_TASK ITEM_
Repeat the records. Match each character exactly.

:: MATERIAL FOR THE TASK ::

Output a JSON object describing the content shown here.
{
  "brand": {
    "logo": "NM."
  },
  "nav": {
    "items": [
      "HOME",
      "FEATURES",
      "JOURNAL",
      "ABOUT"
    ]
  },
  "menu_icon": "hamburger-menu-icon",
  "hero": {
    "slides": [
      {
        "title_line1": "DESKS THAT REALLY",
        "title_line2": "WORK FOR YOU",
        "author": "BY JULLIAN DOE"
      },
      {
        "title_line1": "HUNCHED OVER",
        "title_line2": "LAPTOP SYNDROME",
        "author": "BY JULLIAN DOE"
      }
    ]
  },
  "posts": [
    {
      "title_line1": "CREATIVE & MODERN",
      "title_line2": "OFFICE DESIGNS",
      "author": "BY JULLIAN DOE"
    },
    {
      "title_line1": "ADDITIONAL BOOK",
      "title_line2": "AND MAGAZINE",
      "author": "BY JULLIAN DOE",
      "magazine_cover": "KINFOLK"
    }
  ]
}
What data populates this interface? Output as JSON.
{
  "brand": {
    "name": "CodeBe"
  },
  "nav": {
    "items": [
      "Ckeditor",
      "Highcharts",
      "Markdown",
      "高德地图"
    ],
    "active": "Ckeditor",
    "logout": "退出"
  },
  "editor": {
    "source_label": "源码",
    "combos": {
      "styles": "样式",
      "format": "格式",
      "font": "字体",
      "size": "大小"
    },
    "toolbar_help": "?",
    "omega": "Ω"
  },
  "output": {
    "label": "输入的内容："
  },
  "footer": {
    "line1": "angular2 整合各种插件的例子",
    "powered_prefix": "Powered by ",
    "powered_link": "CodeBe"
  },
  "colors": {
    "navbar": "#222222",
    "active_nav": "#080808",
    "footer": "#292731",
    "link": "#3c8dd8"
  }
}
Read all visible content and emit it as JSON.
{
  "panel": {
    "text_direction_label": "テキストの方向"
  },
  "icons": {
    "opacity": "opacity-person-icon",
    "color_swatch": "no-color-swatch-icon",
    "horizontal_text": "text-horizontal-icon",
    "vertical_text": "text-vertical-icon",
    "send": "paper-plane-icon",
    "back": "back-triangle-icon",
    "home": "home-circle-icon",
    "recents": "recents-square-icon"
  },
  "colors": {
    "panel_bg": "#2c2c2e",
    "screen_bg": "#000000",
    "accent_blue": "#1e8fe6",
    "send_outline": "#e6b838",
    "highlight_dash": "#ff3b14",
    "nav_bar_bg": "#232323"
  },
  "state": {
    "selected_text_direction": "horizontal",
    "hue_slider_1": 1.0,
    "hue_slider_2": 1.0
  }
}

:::

_TASK SOLUTION_
Output a JSON object describing the content shown here.
{
  "brand": {
    "logo": "NM."
  },
  "nav": {
    "items": [
      "HOME",
      "FEATURES",
      "JOURNAL",
      "ABOUT"
    ]
  },
  "menu_icon": "hamburger-menu-icon",
  "hero": {
    "slides": [
      {
        "title_line1": "DESKS THAT REALLY",
        "title_line2": "WORK FOR YOU",
        "author": "BY JULLIAN DOE"
      },
      {
        "title_line1": "HUNCHED OVER",
        "title_line2": "LAPTOP SYNDROME",
        "author": "BY JULLIAN DOE"
      }
    ]
  },
  "posts": [
    {
      "title_line1": "CREATIVE & MODERN",
      "title_line2": "OFFICE DESIGNS",
      "author": "BY JULLIAN DOE"
    },
    {
      "title_line1": "ADDITIONAL BOOK",
      "title_line2": "AND MAGAZINE",
      "author": "BY JULLIAN DOE",
      "magazine_cover": "KINFOLK"
    }
  ]
}
What data populates this interface? Output as JSON.
{
  "brand": {
    "name": "CodeBe"
  },
  "nav": {
    "items": [
      "Ckeditor",
      "Highcharts",
      "Markdown",
      "高德地图"
    ],
    "active": "Ckeditor",
    "logout": "退出"
  },
  "editor": {
    "source_label": "源码",
    "combos": {
      "styles": "样式",
      "format": "格式",
      "font": "字体",
      "size": "大小"
    },
    "toolbar_help": "?",
    "omega": "Ω"
  },
  "output": {
    "label": "输入的内容："
  },
  "footer": {
    "line1": "angular2 整合各种插件的例子",
    "powered_prefix": "Powered by ",
    "powered_link": "CodeBe"
  },
  "colors": {
    "navbar": "#222222",
    "active_nav": "#080808",
    "footer": "#292731",
    "link": "#3c8dd8"
  }
}
Read all visible content and emit it as JSON.
{
  "panel": {
    "text_direction_label": "テキストの方向"
  },
  "icons": {
    "opacity": "opacity-person-icon",
    "color_swatch": "no-color-swatch-icon",
    "horizontal_text": "text-horizontal-icon",
    "vertical_text": "text-vertical-icon",
    "send": "paper-plane-icon",
    "back": "back-triangle-icon",
    "home": "home-circle-icon",
    "recents": "recents-square-icon"
  },
  "colors": {
    "panel_bg": "#2c2c2e",
    "screen_bg": "#000000",
    "accent_blue": "#1e8fe6",
    "send_outline": "#e6b838",
    "highlight_dash": "#ff3b14",
    "nav_bar_bg": "#232323"
  },
  "state": {
    "selected_text_direction": "horizontal",
    "hue_slider_1": 1.0,
    "hue_slider_2": 1.0
  }
}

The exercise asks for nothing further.